### Work order
In the data below, find every line with the word "this" and copy it out.

### Given entries
———
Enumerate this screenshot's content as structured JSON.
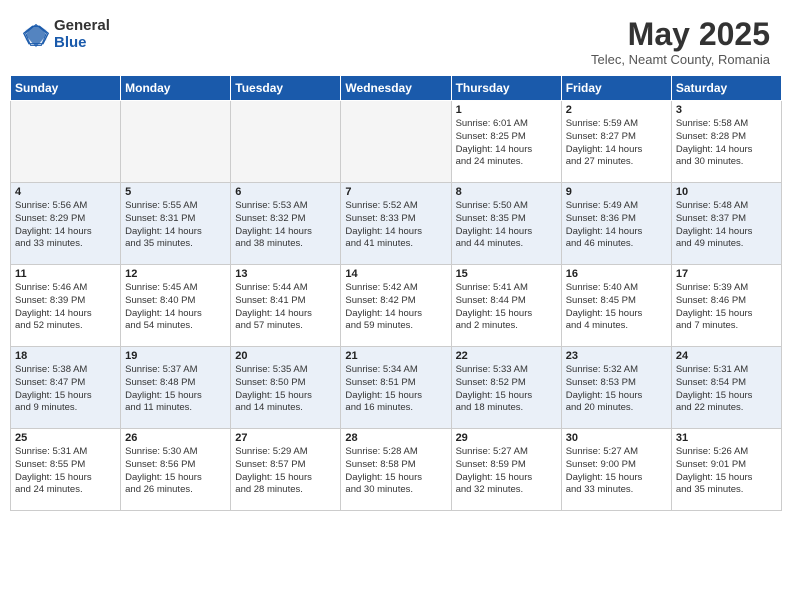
{
  "header": {
    "logo_general": "General",
    "logo_blue": "Blue",
    "title": "May 2025",
    "subtitle": "Telec, Neamt County, Romania"
  },
  "weekdays": [
    "Sunday",
    "Monday",
    "Tuesday",
    "Wednesday",
    "Thursday",
    "Friday",
    "Saturday"
  ],
  "weeks": [
    [
      {
        "day": "",
        "info": ""
      },
      {
        "day": "",
        "info": ""
      },
      {
        "day": "",
        "info": ""
      },
      {
        "day": "",
        "info": ""
      },
      {
        "day": "1",
        "info": "Sunrise: 6:01 AM\nSunset: 8:25 PM\nDaylight: 14 hours\nand 24 minutes."
      },
      {
        "day": "2",
        "info": "Sunrise: 5:59 AM\nSunset: 8:27 PM\nDaylight: 14 hours\nand 27 minutes."
      },
      {
        "day": "3",
        "info": "Sunrise: 5:58 AM\nSunset: 8:28 PM\nDaylight: 14 hours\nand 30 minutes."
      }
    ],
    [
      {
        "day": "4",
        "info": "Sunrise: 5:56 AM\nSunset: 8:29 PM\nDaylight: 14 hours\nand 33 minutes."
      },
      {
        "day": "5",
        "info": "Sunrise: 5:55 AM\nSunset: 8:31 PM\nDaylight: 14 hours\nand 35 minutes."
      },
      {
        "day": "6",
        "info": "Sunrise: 5:53 AM\nSunset: 8:32 PM\nDaylight: 14 hours\nand 38 minutes."
      },
      {
        "day": "7",
        "info": "Sunrise: 5:52 AM\nSunset: 8:33 PM\nDaylight: 14 hours\nand 41 minutes."
      },
      {
        "day": "8",
        "info": "Sunrise: 5:50 AM\nSunset: 8:35 PM\nDaylight: 14 hours\nand 44 minutes."
      },
      {
        "day": "9",
        "info": "Sunrise: 5:49 AM\nSunset: 8:36 PM\nDaylight: 14 hours\nand 46 minutes."
      },
      {
        "day": "10",
        "info": "Sunrise: 5:48 AM\nSunset: 8:37 PM\nDaylight: 14 hours\nand 49 minutes."
      }
    ],
    [
      {
        "day": "11",
        "info": "Sunrise: 5:46 AM\nSunset: 8:39 PM\nDaylight: 14 hours\nand 52 minutes."
      },
      {
        "day": "12",
        "info": "Sunrise: 5:45 AM\nSunset: 8:40 PM\nDaylight: 14 hours\nand 54 minutes."
      },
      {
        "day": "13",
        "info": "Sunrise: 5:44 AM\nSunset: 8:41 PM\nDaylight: 14 hours\nand 57 minutes."
      },
      {
        "day": "14",
        "info": "Sunrise: 5:42 AM\nSunset: 8:42 PM\nDaylight: 14 hours\nand 59 minutes."
      },
      {
        "day": "15",
        "info": "Sunrise: 5:41 AM\nSunset: 8:44 PM\nDaylight: 15 hours\nand 2 minutes."
      },
      {
        "day": "16",
        "info": "Sunrise: 5:40 AM\nSunset: 8:45 PM\nDaylight: 15 hours\nand 4 minutes."
      },
      {
        "day": "17",
        "info": "Sunrise: 5:39 AM\nSunset: 8:46 PM\nDaylight: 15 hours\nand 7 minutes."
      }
    ],
    [
      {
        "day": "18",
        "info": "Sunrise: 5:38 AM\nSunset: 8:47 PM\nDaylight: 15 hours\nand 9 minutes."
      },
      {
        "day": "19",
        "info": "Sunrise: 5:37 AM\nSunset: 8:48 PM\nDaylight: 15 hours\nand 11 minutes."
      },
      {
        "day": "20",
        "info": "Sunrise: 5:35 AM\nSunset: 8:50 PM\nDaylight: 15 hours\nand 14 minutes."
      },
      {
        "day": "21",
        "info": "Sunrise: 5:34 AM\nSunset: 8:51 PM\nDaylight: 15 hours\nand 16 minutes."
      },
      {
        "day": "22",
        "info": "Sunrise: 5:33 AM\nSunset: 8:52 PM\nDaylight: 15 hours\nand 18 minutes."
      },
      {
        "day": "23",
        "info": "Sunrise: 5:32 AM\nSunset: 8:53 PM\nDaylight: 15 hours\nand 20 minutes."
      },
      {
        "day": "24",
        "info": "Sunrise: 5:31 AM\nSunset: 8:54 PM\nDaylight: 15 hours\nand 22 minutes."
      }
    ],
    [
      {
        "day": "25",
        "info": "Sunrise: 5:31 AM\nSunset: 8:55 PM\nDaylight: 15 hours\nand 24 minutes."
      },
      {
        "day": "26",
        "info": "Sunrise: 5:30 AM\nSunset: 8:56 PM\nDaylight: 15 hours\nand 26 minutes."
      },
      {
        "day": "27",
        "info": "Sunrise: 5:29 AM\nSunset: 8:57 PM\nDaylight: 15 hours\nand 28 minutes."
      },
      {
        "day": "28",
        "info": "Sunrise: 5:28 AM\nSunset: 8:58 PM\nDaylight: 15 hours\nand 30 minutes."
      },
      {
        "day": "29",
        "info": "Sunrise: 5:27 AM\nSunset: 8:59 PM\nDaylight: 15 hours\nand 32 minutes."
      },
      {
        "day": "30",
        "info": "Sunrise: 5:27 AM\nSunset: 9:00 PM\nDaylight: 15 hours\nand 33 minutes."
      },
      {
        "day": "31",
        "info": "Sunrise: 5:26 AM\nSunset: 9:01 PM\nDaylight: 15 hours\nand 35 minutes."
      }
    ]
  ]
}
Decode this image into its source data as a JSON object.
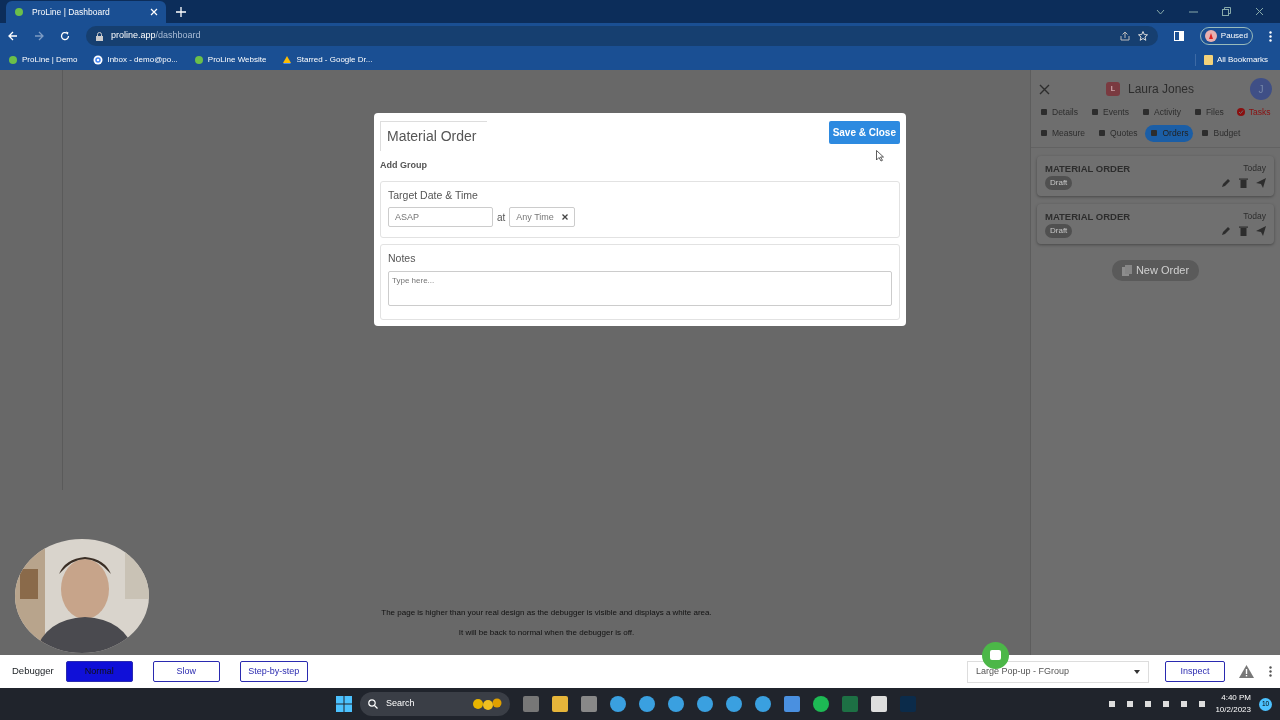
{
  "browser": {
    "tab_title": "ProLine | Dashboard",
    "url_host": "proline.app",
    "url_path": "/dashboard",
    "profile": "Paused",
    "bookmarks": [
      "ProLine | Demo",
      "Inbox - demo@po...",
      "ProLine Website",
      "Starred - Google Dr..."
    ],
    "all_bookmarks": "All Bookmarks"
  },
  "modal": {
    "title": "Material Order",
    "save_button": "Save & Close",
    "add_group": "Add Group",
    "target": {
      "label": "Target Date & Time",
      "date_placeholder": "ASAP",
      "at": "at",
      "time": "Any Time"
    },
    "notes": {
      "label": "Notes",
      "placeholder": "Type here..."
    }
  },
  "panel": {
    "contact_initial": "L",
    "contact_name": "Laura Jones",
    "user_initial": "J",
    "tabs": [
      {
        "label": "Details",
        "selected": false,
        "kind": "plain"
      },
      {
        "label": "Events",
        "selected": false,
        "kind": "plain"
      },
      {
        "label": "Activity",
        "selected": false,
        "kind": "plain"
      },
      {
        "label": "Files",
        "selected": false,
        "kind": "plain"
      },
      {
        "label": "Tasks",
        "selected": false,
        "kind": "alert"
      },
      {
        "label": "Measure",
        "selected": false,
        "kind": "plain"
      },
      {
        "label": "Quotes",
        "selected": false,
        "kind": "plain"
      },
      {
        "label": "Orders",
        "selected": true,
        "kind": "plain"
      },
      {
        "label": "Budget",
        "selected": false,
        "kind": "plain"
      }
    ],
    "orders": [
      {
        "title": "MATERIAL ORDER",
        "date": "Today",
        "status": "Draft"
      },
      {
        "title": "MATERIAL ORDER",
        "date": "Today",
        "status": "Draft"
      }
    ],
    "new_order": "New Order"
  },
  "notice": [
    "The page is higher than your real design as the debugger is visible and displays a white area.",
    "It will be back to normal when the debugger is off."
  ],
  "debugger": {
    "label": "Debugger",
    "speeds": [
      {
        "label": "Normal",
        "selected": true
      },
      {
        "label": "Slow",
        "selected": false
      },
      {
        "label": "Step-by-step",
        "selected": false
      }
    ],
    "view": "Large Pop-up - FGroup",
    "inspect": "Inspect"
  },
  "taskbar": {
    "search": "Search",
    "time": "4:40 PM",
    "date": "10/2/2023",
    "badge": "10"
  }
}
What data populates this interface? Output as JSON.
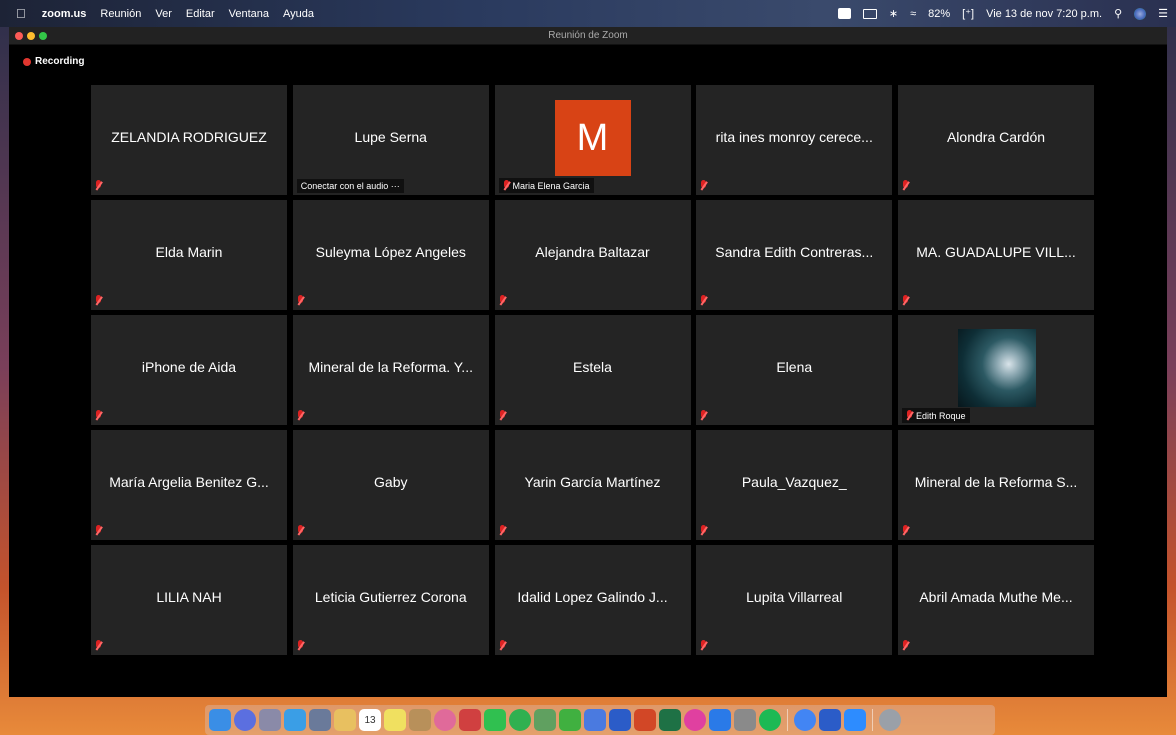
{
  "menubar": {
    "app_name": "zoom.us",
    "menus": [
      "Reunión",
      "Ver",
      "Editar",
      "Ventana",
      "Ayuda"
    ],
    "battery": "82%",
    "datetime": "Vie 13 de nov  7:20 p.m."
  },
  "window": {
    "title": "Reunión de Zoom",
    "recording_label": "Recording"
  },
  "participants": [
    {
      "name": "ZELANDIA RODRIGUEZ",
      "muted": true
    },
    {
      "name": "Lupe Serna",
      "caption": "Conectar con el audio ···"
    },
    {
      "name": "",
      "avatar_letter": "M",
      "caption": "Maria Elena Garcia",
      "muted": true
    },
    {
      "name": "rita ines monroy cerece...",
      "muted": true
    },
    {
      "name": "Alondra Cardón",
      "muted": true
    },
    {
      "name": "Elda Marin",
      "muted": true
    },
    {
      "name": "Suleyma López Angeles",
      "muted": true
    },
    {
      "name": "Alejandra Baltazar",
      "muted": true
    },
    {
      "name": "Sandra Edith Contreras...",
      "muted": true
    },
    {
      "name": "MA. GUADALUPE VILL...",
      "muted": true
    },
    {
      "name": "iPhone de Aida",
      "muted": true
    },
    {
      "name": "Mineral de la Reforma. Y...",
      "muted": true
    },
    {
      "name": "Estela",
      "muted": true
    },
    {
      "name": "Elena",
      "muted": true
    },
    {
      "name": "",
      "photo": true,
      "caption": "Edith Roque",
      "muted": true
    },
    {
      "name": "María Argelia Benitez G...",
      "muted": true
    },
    {
      "name": "Gaby",
      "muted": true
    },
    {
      "name": "Yarin García Martínez",
      "muted": true
    },
    {
      "name": "Paula_Vazquez_",
      "muted": true
    },
    {
      "name": "Mineral de la Reforma S...",
      "muted": true
    },
    {
      "name": "LILIA  NAH",
      "muted": true
    },
    {
      "name": "Leticia Gutierrez Corona",
      "muted": true
    },
    {
      "name": "Idalid Lopez Galindo  J...",
      "muted": true
    },
    {
      "name": "Lupita Villarreal",
      "muted": true
    },
    {
      "name": "Abril Amada Muthe Me...",
      "muted": true
    }
  ],
  "dock": {
    "calendar_day": "13",
    "apps": [
      "finder",
      "siri",
      "launchpad",
      "safari",
      "preview",
      "notes",
      "calendar",
      "stickies",
      "contacts",
      "photos",
      "photobooth",
      "messages",
      "facetime",
      "maps",
      "numbers",
      "keynote",
      "word",
      "powerpoint",
      "excel",
      "itunes",
      "appstore",
      "system-preferences",
      "spotify",
      "chrome",
      "word",
      "zoom",
      "trash"
    ],
    "colors": [
      "#3a8ee6",
      "#5b6fe0",
      "#8a8aa8",
      "#3a9ee6",
      "#6a7a9a",
      "#e8c060",
      "#ffffff",
      "#f0e060",
      "#b8905a",
      "#e06a9a",
      "#d04040",
      "#30c050",
      "#30b050",
      "#60a060",
      "#40b040",
      "#4a7ae0",
      "#2b5cc8",
      "#d24726",
      "#1e7145",
      "#e040a0",
      "#2a7ae8",
      "#8a8a8a",
      "#1db954",
      "#4285f4",
      "#2b5cc8",
      "#2d8cff",
      "#9aa0a8"
    ]
  }
}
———
### Task answer
Enumerate this screenshot's content as structured JSON.
Decode this image into its source data as a JSON object.
What data populates this interface? Output as JSON.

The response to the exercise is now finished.